Exciting change is on the way! Please join us at nsf.gov for the latest news on NSF-funded research. While the NSF Science360 page and daily newsletter have now been retired, there’s much happening at nsf.gov. You’ll find current research news on the homepage and much more to explore throughout the site. Best of all, we’ve begun to build a brand-new website that will bring together news, social media, multimedia and more in a way that offers visitors a rich, rewarding, user-friendly experience.

Want to continue to receive email updates on the latest NSF research news and multimedia content? On September 23rd we’ll begin sending those updates via GovDelivery. If you’d prefer not to receive them, please unsubscribe now from Science360 News and your email address will not be moved into the new system.

Thanks so much for being part of the NSF Science360 News Service community. We hope you’ll stay with us during this transition so that we can continue to share the many ways NSF-funded research is advancing knowledge that transforms our future.

For additional information, please contact us at NewsTravels@nsf.gov

Top Story

Small gold mines in Senegal create high mercury contamination

A Duke University-led study has found dangerously high levels of mercury and its more toxic chemical cousin, methylmercury, in soils, sediments and rivers near artisanal gold mines in the West African nation of Senegal. Mercury poisoning can cause a wide range of health impacts, including tremors, muscle weakness, vision and hearing impairments, and loss of coordination and balance.
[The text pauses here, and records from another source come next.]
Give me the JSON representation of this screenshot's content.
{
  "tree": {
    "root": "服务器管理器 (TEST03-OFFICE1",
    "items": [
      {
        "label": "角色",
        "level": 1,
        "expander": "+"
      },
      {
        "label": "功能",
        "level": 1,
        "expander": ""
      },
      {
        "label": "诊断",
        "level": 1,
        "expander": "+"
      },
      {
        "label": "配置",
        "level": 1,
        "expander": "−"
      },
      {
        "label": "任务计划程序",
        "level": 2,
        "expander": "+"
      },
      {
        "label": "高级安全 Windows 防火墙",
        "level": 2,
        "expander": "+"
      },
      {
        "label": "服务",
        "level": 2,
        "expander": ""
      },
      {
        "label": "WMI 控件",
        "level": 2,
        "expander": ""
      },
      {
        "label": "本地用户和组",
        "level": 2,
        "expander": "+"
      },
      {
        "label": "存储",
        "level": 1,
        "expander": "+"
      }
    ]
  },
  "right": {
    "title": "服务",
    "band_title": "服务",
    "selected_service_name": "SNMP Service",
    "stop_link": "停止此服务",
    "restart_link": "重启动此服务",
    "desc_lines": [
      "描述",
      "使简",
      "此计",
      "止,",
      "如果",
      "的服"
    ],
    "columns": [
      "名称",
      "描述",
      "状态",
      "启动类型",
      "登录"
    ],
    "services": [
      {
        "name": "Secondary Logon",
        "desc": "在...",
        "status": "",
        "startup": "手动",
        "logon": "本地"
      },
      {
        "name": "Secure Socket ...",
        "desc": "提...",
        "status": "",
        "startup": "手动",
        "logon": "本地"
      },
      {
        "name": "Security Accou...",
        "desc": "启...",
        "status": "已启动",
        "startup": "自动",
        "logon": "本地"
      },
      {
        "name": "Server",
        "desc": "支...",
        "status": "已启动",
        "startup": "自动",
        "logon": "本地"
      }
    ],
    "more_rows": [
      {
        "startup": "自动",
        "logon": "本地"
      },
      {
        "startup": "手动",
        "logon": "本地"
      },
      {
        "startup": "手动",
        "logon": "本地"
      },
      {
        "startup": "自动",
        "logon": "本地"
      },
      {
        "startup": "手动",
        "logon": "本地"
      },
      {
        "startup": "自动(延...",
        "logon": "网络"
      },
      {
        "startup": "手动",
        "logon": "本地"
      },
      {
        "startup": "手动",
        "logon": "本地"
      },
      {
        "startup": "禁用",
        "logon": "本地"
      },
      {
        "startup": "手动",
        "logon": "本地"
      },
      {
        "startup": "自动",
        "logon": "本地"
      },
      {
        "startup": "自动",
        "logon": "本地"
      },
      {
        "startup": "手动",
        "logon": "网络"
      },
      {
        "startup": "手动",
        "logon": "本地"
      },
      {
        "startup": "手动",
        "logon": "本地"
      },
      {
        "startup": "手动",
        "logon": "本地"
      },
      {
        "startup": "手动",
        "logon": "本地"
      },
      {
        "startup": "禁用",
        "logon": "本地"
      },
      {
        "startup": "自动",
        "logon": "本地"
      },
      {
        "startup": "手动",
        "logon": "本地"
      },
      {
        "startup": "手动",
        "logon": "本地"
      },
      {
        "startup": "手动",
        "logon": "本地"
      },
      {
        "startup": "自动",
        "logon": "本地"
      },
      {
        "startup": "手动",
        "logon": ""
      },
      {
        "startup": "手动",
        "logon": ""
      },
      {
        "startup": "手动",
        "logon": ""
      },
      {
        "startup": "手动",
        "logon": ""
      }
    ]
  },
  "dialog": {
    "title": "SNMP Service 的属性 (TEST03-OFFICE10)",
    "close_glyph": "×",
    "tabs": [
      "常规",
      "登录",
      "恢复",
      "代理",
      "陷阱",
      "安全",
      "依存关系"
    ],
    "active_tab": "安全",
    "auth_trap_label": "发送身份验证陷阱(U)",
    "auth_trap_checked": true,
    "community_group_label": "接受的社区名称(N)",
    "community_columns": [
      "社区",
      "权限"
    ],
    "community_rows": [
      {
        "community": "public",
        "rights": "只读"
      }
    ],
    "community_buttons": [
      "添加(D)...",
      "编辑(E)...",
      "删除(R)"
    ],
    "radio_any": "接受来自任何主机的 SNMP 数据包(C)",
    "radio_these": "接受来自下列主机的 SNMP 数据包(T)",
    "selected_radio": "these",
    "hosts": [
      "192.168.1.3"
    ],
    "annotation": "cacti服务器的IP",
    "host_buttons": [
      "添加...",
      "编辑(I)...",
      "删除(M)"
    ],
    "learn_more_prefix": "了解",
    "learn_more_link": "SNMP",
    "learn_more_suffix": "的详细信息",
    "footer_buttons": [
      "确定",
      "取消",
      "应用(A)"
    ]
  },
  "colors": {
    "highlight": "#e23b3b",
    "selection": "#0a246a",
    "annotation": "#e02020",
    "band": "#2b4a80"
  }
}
In severe cases, it can lead to birth defects or death. Artisanal gold miners in Senegal and many other developing nations use mercury to separate gold ore from soil and sediments, often with inadequate safeguards to protect themselves or the surrounding environment. This process results in large amounts of mercury being burned off into the atmosphere or spilled into nearby soils and waters. Scientists previously believed that mercury from these mines is converted into its more toxic form, methylmercury, mostly in aquatic ecosystems. However, according to one researcher, this study conclusively shows that methylmercury is also being formed in soil systems. This newfound knowledge raises concerns that villagers could be exposed to mercury not only by eating contaminated fish from the water, but also by eating crops grown on contaminated soil or livestock grazing on this land.

Visit Website | Image credit: Jacqueline Gerson/Duke University